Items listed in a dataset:
-------
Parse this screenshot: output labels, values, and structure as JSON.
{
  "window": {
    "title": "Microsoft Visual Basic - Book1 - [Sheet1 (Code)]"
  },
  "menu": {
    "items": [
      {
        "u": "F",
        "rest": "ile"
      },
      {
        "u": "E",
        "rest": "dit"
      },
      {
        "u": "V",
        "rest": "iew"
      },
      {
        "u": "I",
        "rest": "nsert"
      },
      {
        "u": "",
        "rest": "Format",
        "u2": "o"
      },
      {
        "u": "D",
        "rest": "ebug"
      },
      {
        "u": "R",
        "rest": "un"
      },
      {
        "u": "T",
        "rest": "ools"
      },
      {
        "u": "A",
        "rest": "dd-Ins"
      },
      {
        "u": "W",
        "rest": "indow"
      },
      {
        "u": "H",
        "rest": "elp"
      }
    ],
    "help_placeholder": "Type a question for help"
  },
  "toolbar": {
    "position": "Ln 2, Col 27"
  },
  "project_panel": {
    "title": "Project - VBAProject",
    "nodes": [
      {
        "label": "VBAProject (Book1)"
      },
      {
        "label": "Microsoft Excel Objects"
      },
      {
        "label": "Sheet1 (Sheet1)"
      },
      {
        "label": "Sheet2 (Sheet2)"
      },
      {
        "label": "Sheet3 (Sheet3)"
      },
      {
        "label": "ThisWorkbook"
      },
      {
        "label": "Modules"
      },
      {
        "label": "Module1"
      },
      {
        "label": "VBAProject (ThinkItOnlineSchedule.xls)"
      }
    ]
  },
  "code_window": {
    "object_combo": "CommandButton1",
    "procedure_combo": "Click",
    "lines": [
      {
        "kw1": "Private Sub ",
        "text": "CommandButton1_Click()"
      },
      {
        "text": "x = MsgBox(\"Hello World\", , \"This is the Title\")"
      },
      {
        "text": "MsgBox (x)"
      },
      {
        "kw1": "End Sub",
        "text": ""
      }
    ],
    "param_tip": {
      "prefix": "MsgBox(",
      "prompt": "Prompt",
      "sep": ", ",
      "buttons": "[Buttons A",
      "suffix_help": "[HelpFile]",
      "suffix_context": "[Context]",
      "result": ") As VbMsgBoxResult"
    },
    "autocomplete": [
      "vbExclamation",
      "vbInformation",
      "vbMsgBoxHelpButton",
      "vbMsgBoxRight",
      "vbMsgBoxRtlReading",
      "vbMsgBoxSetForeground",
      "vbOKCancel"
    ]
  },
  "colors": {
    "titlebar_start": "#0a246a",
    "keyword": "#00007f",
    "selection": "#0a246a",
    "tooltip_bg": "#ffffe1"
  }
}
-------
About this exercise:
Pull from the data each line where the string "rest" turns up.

Expected answer:
        "rest": "ile"
        "rest": "dit"
        "rest": "iew"
        "rest": "nsert"
        "rest": "Format",
        "rest": "ebug"
        "rest": "un"
        "rest": "ools"
        "rest": "dd-Ins"
        "rest": "indow"
        "rest": "elp"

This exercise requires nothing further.